The technique in the paper investigated the Pictish symbols but it can be applied to other unknown scripts. Taking Fischer’s reading (Fischer 1997) of the Phaistos Disk and using all the symbols and the bars gives first-order entropy that falls outside the random ellipse. The values for Cr and Ur are such that the technique classifies the symbols as syllabic. Rerunning the script without the bars gives a similar result. These results are similar to those already arrived at by linguists.
The paper’s conclusion and title is that the Pictish symbols are lexigraphs; that is to say, they are language-based writing and not random or semasiography. This conclusion was drawn using the simplest and least complex coding available—the Mack corpus of symbol types—and is therefore robust. Thus, the paper reaches its conclusion based on the method that it applies. Since there is no agreed corpus of symbol types or other possible modifiers/descriptions (such as internal carving), the paper cannot offer a definite classification on whether the symbols are words, letters or syllables. The only scientifically valid proposition is to offer the inference of what might be likely, until such time as there is agreement within the Pictish scholarship as to what constitutes the actual symbol corpus and its grammar.

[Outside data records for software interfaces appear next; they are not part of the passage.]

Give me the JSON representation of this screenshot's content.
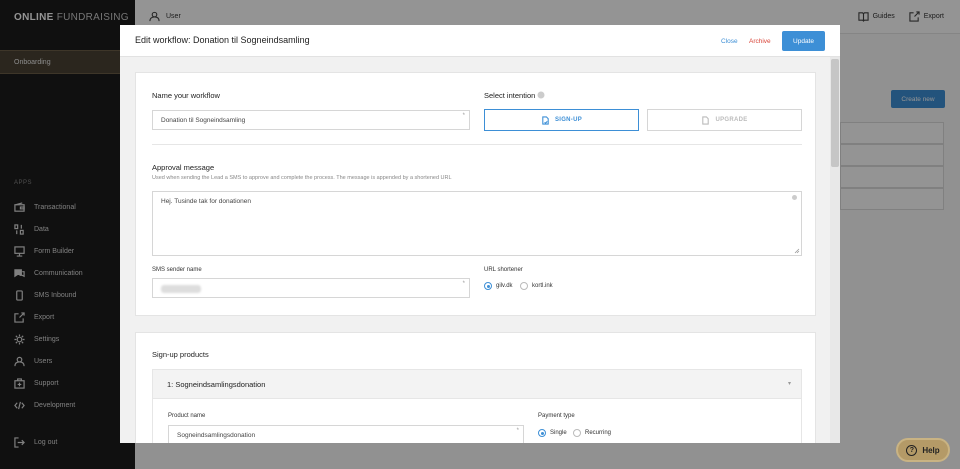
{
  "brand": {
    "part1": "ONLINE",
    "part2": "FUNDRAISING"
  },
  "sidebar": {
    "onboarding": "Onboarding",
    "apps_title": "APPS",
    "items": [
      {
        "label": "Transactional",
        "icon": "wallet-icon"
      },
      {
        "label": "Data",
        "icon": "data-icon"
      },
      {
        "label": "Form Builder",
        "icon": "monitor-icon"
      },
      {
        "label": "Communication",
        "icon": "chat-icon"
      },
      {
        "label": "SMS Inbound",
        "icon": "phone-icon"
      },
      {
        "label": "Export",
        "icon": "export-icon"
      },
      {
        "label": "Settings",
        "icon": "gear-icon"
      },
      {
        "label": "Users",
        "icon": "user-icon"
      },
      {
        "label": "Support",
        "icon": "support-icon"
      },
      {
        "label": "Development",
        "icon": "code-icon"
      }
    ],
    "logout": "Log out"
  },
  "topbar": {
    "user": "User",
    "guides": "Guides",
    "export": "Export"
  },
  "background": {
    "create_new": "Create new"
  },
  "help": {
    "label": "Help"
  },
  "modal": {
    "title": "Edit workflow: Donation til Sogneindsamling",
    "close": "Close",
    "archive": "Archive",
    "update": "Update",
    "name_label": "Name your workflow",
    "name_value": "Donation til Sogneindsamling",
    "intention_label": "Select intention",
    "intention_signup": "SIGN-UP",
    "intention_upgrade": "UPGRADE",
    "approval_label": "Approval message",
    "approval_help": "Used when sending the Lead a SMS to approve and complete the process. The message is appended by a shortened URL",
    "approval_value": "Hej. Tusinde tak for donationen",
    "sms_sender_label": "SMS sender name",
    "url_shortener_label": "URL shortener",
    "url_options": [
      "gilv.dk",
      "kortl.ink"
    ],
    "url_selected": "gilv.dk",
    "signup_products_label": "Sign-up products",
    "product_header": "1: Sogneindsamlingsdonation",
    "product_name_label": "Product name",
    "product_name_value": "Sogneindsamlingsdonation",
    "payment_type_label": "Payment type",
    "payment_options": [
      "Single",
      "Recurring"
    ],
    "payment_selected": "Single"
  },
  "colors": {
    "accent": "#3d8fd6",
    "danger": "#d9463a",
    "sidebar": "#1c1c1c",
    "help": "#b49a67"
  }
}
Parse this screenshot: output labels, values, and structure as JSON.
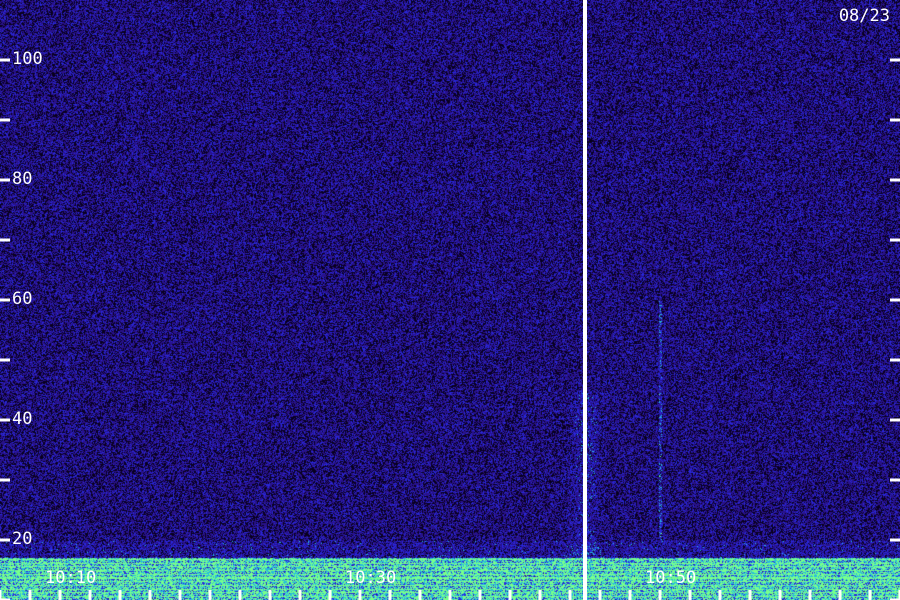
{
  "date_label": "08/23",
  "colors": {
    "background_low": "#20106a",
    "background_noise_dark": "#05001a",
    "energy_mid": "#2a2ae0",
    "energy_high": "#38c8c8",
    "energy_peak": "#7dff8a",
    "marker_line": "#ffffff",
    "tick": "#ffffff"
  },
  "chart_data": {
    "type": "heatmap",
    "title": "",
    "xlabel": "",
    "ylabel": "",
    "y_range": [
      10,
      110
    ],
    "y_ticks": [
      20,
      40,
      60,
      80,
      100
    ],
    "y_tick_labels": [
      "20",
      "40",
      "60",
      "80",
      "100"
    ],
    "x_range_minutes": [
      "10:05",
      "11:05"
    ],
    "x_tick_labels": [
      "10:10",
      "10:30",
      "10:50"
    ],
    "x_tick_positions": [
      "10:10",
      "10:30",
      "10:50"
    ],
    "marker_time": "10:44",
    "features": [
      {
        "type": "noise_floor",
        "level": 0.25
      },
      {
        "type": "low_frequency_band",
        "y_from": 10,
        "y_to": 17,
        "intensity": 0.85
      },
      {
        "type": "vertical_burst",
        "time": "10:44",
        "y_from": 17,
        "y_to": 45,
        "intensity": 0.55
      },
      {
        "type": "vertical_line",
        "time": "10:49",
        "y_from": 20,
        "y_to": 60,
        "intensity": 0.6
      }
    ]
  }
}
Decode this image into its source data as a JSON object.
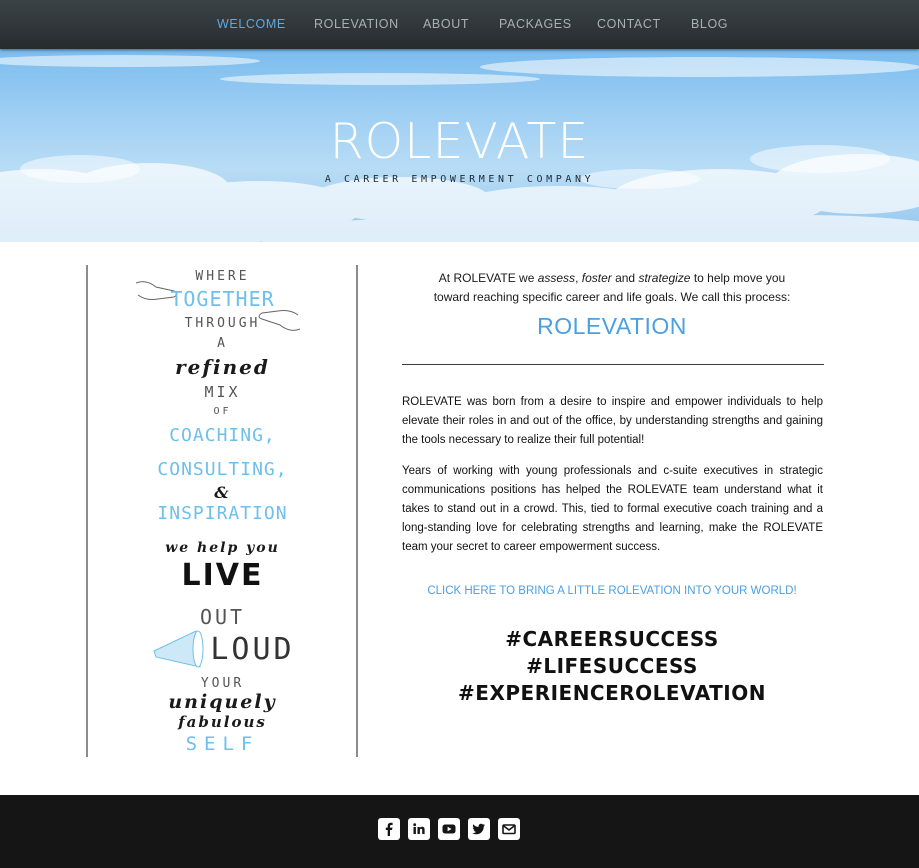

The accompanying Comment can be viewed at http://dx.doi.org/doi:10.1098/rspa.2010.0189.
- Received June 20, 2010.
- Accepted July 9, 2010.
- © 2010 The Royal Society